## Problem details
In the data below, how many lines contain the string "images"? Reply with the number only.

============

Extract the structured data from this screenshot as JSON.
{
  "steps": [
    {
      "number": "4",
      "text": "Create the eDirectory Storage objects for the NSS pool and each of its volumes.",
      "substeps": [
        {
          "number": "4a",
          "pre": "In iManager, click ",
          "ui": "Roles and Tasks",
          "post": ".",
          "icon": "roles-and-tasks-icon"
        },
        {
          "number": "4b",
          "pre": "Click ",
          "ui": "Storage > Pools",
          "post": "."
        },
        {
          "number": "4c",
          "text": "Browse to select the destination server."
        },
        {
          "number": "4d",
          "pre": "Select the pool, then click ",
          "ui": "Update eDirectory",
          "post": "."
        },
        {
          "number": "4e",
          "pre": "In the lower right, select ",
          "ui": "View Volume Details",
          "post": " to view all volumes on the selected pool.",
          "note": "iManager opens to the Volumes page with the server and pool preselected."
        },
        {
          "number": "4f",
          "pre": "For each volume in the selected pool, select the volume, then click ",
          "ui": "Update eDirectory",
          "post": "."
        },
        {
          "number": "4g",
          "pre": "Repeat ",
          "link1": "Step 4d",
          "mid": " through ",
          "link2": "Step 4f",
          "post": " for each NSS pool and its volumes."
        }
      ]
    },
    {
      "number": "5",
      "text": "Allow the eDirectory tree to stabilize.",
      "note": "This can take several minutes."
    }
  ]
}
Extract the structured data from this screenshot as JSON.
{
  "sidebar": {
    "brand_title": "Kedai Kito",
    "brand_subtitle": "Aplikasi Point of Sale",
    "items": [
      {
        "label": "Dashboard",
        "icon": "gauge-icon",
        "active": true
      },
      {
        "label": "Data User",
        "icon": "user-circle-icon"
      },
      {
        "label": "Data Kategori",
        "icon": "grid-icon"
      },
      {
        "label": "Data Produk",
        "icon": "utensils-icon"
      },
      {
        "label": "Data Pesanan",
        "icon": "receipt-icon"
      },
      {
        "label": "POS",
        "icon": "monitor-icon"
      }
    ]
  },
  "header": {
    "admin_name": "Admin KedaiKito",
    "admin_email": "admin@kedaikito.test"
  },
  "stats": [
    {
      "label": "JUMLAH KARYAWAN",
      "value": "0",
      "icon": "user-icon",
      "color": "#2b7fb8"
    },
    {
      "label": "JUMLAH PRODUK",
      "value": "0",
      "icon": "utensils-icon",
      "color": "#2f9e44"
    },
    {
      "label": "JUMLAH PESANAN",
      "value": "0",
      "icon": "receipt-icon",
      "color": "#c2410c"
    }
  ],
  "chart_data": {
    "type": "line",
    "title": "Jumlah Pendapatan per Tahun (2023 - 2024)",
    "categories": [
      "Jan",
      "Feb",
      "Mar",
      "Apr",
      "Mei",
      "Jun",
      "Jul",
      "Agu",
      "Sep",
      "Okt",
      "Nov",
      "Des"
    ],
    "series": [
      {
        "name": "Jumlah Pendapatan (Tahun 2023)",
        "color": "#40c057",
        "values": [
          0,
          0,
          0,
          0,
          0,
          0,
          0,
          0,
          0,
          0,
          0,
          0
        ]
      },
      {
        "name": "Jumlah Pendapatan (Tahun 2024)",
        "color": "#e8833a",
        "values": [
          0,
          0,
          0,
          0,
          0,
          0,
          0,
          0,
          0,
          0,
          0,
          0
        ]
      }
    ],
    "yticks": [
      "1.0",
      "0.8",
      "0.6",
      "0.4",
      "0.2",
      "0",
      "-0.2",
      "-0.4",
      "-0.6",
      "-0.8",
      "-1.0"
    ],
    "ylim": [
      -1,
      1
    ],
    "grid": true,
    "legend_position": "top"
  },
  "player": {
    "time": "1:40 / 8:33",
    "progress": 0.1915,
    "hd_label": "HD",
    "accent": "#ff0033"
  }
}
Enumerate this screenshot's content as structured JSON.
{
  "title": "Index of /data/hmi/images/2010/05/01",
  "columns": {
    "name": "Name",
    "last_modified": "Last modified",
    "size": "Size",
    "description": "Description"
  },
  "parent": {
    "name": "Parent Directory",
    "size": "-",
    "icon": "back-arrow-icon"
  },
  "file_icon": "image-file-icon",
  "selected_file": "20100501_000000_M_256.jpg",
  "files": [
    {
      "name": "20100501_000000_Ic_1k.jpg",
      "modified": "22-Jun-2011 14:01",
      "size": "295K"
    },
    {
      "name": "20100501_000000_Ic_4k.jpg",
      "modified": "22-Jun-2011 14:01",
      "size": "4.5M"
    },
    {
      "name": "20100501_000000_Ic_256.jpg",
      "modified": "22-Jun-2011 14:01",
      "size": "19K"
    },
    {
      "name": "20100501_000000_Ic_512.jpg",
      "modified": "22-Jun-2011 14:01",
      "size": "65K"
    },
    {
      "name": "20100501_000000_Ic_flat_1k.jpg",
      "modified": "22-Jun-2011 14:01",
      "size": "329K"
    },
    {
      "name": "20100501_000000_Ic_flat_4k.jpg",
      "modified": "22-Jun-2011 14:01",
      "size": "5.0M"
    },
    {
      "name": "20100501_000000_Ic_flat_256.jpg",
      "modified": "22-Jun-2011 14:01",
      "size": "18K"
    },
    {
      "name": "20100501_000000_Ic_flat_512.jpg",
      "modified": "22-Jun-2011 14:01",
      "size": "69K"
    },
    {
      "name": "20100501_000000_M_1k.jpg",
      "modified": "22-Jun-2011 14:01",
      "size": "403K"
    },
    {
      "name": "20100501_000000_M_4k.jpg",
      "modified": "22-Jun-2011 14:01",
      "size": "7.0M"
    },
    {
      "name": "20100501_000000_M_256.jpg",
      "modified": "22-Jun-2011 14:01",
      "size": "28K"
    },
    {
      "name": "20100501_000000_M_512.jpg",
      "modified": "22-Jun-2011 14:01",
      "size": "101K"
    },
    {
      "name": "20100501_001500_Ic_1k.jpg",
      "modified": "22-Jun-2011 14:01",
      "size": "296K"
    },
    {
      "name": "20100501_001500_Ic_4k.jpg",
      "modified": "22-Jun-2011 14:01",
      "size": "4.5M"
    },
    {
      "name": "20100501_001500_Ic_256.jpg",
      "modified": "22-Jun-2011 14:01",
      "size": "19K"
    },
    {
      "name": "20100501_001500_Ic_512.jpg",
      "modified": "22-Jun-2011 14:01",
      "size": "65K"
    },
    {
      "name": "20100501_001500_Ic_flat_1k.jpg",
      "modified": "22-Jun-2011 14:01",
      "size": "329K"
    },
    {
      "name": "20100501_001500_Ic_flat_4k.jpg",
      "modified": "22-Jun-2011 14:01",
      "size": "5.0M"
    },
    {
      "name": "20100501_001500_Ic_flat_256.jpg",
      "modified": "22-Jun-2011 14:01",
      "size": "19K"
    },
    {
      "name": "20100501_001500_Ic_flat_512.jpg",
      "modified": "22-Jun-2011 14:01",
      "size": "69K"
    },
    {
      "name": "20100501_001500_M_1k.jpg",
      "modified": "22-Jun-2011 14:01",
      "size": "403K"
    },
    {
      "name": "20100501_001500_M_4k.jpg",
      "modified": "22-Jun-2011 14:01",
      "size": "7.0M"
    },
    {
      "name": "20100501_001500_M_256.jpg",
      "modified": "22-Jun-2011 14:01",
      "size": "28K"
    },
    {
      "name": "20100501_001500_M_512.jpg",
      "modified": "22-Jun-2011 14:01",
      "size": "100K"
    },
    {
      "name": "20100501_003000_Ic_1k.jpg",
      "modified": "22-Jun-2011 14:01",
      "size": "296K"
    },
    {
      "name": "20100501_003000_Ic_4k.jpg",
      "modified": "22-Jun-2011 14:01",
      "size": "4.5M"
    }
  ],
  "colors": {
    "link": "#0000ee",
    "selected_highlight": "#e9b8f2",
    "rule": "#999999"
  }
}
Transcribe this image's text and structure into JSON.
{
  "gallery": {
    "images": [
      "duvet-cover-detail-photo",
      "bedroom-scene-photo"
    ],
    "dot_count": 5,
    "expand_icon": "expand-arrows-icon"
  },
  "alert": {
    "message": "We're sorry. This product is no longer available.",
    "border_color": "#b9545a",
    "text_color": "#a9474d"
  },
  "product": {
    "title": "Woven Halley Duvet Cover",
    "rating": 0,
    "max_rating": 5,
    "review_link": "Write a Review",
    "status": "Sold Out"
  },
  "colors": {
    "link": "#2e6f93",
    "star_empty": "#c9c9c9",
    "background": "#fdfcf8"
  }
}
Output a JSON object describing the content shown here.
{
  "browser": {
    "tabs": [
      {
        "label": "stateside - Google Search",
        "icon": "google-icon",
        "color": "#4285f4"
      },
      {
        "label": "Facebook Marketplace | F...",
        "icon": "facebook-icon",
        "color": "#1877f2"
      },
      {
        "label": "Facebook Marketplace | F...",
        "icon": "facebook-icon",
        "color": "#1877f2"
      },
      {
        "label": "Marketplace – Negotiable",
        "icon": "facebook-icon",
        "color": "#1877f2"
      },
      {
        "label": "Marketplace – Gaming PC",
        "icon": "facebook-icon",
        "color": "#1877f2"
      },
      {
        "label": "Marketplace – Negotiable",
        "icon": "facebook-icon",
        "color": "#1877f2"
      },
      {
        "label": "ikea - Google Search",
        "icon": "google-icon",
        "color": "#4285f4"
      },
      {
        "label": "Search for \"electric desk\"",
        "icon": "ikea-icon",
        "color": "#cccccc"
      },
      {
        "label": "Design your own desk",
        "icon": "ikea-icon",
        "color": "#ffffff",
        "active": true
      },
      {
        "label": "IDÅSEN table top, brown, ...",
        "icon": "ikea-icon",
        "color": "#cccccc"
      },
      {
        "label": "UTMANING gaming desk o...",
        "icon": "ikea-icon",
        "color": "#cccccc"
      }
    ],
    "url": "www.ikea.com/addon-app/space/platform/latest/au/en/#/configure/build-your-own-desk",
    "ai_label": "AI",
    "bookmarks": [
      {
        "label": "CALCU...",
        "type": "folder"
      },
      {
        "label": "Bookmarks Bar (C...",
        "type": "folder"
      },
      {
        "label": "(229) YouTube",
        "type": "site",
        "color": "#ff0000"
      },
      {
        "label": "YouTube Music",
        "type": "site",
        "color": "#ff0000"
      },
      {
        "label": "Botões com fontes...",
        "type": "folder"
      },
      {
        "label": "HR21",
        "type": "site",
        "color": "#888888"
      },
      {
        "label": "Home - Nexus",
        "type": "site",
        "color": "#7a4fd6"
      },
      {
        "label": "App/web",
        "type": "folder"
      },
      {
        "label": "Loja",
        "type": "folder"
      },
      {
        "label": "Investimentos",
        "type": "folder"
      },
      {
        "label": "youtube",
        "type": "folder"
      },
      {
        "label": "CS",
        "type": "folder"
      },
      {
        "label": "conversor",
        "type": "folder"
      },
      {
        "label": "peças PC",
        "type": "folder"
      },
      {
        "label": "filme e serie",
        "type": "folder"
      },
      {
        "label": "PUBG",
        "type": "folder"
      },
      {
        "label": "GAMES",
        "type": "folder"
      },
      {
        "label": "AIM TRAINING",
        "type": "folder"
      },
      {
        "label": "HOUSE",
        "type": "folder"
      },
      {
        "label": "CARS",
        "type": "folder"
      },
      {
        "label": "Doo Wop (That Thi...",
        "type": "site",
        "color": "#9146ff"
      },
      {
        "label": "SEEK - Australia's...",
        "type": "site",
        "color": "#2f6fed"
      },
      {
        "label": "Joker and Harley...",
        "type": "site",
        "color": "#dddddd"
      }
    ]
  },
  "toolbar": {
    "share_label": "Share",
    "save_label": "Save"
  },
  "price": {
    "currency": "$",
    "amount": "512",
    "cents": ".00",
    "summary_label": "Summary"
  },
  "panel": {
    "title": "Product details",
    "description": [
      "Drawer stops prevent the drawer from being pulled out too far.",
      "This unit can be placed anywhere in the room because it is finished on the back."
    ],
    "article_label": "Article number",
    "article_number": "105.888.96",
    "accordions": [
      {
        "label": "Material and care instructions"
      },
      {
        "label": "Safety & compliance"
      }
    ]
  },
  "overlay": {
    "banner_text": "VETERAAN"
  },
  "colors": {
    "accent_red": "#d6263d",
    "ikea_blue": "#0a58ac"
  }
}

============

## Response to the task
2